DESCRIPTION OF THE TASK:
Please say how many lines in the records below contain the word "icon". Give the number and nothing more.

RECORDS PROVIDED:
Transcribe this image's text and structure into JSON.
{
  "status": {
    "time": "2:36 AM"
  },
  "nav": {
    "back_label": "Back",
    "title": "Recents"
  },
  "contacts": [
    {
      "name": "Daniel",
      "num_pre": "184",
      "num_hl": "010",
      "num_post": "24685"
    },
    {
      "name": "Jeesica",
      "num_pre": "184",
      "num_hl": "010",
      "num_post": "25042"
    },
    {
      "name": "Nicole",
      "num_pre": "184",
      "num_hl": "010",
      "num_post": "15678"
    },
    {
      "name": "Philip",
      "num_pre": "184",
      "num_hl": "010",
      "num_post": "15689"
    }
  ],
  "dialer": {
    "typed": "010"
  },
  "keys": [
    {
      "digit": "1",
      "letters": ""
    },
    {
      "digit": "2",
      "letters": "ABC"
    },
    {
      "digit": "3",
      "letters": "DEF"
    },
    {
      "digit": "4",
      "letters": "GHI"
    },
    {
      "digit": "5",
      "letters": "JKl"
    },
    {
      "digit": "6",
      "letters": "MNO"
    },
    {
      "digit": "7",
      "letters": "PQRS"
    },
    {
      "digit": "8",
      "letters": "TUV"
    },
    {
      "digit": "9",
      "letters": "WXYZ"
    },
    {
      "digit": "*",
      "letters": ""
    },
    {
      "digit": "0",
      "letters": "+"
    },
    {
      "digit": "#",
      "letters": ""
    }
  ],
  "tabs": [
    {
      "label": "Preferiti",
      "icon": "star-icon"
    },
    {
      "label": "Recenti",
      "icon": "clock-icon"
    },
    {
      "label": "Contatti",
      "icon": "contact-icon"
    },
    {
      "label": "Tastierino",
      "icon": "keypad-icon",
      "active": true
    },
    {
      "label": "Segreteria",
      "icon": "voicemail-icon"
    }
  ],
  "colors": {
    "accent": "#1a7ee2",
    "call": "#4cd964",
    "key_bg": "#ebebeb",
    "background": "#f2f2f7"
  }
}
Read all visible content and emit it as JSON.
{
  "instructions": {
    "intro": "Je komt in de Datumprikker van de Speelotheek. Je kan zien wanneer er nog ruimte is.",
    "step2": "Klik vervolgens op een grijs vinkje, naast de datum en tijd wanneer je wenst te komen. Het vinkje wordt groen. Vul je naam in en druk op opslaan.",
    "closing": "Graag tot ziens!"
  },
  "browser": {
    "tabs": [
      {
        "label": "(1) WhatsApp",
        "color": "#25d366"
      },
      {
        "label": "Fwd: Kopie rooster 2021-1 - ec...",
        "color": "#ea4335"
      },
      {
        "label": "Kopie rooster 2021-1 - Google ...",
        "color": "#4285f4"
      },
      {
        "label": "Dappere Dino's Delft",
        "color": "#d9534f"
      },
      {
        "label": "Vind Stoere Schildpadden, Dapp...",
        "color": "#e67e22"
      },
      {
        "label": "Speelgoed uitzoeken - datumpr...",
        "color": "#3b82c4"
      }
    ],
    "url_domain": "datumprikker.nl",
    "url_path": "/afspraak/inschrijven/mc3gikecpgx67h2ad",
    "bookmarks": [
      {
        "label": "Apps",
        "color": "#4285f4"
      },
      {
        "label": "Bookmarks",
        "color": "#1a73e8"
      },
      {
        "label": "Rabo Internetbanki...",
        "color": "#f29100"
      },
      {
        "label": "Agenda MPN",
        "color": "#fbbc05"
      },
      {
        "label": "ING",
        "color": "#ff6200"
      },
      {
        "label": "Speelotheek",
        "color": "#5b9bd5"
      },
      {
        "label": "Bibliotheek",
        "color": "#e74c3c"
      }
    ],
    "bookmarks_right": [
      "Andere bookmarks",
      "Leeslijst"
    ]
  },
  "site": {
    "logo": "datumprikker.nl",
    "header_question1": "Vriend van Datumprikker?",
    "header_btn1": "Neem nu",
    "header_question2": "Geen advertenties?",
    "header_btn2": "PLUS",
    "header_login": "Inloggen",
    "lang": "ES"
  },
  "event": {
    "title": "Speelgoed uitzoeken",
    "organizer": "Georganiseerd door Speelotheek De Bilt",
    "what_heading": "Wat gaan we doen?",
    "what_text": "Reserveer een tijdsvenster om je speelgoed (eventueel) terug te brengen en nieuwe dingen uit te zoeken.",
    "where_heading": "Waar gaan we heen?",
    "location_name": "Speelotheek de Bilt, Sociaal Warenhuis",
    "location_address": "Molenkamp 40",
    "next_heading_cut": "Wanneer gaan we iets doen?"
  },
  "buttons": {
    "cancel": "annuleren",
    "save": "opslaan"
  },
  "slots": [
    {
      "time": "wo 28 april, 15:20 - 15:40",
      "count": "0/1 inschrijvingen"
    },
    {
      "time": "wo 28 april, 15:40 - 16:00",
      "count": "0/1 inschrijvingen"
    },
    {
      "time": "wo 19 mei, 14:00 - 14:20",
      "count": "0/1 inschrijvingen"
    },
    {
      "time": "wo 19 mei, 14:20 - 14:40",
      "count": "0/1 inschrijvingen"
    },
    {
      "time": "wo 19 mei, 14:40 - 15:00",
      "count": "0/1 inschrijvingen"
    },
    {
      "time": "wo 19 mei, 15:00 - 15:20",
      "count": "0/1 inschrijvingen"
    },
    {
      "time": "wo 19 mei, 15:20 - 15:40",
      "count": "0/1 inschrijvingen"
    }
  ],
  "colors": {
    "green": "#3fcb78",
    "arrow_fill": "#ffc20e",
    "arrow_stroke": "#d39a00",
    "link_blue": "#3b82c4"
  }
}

WRITTEN SOLUTION:
5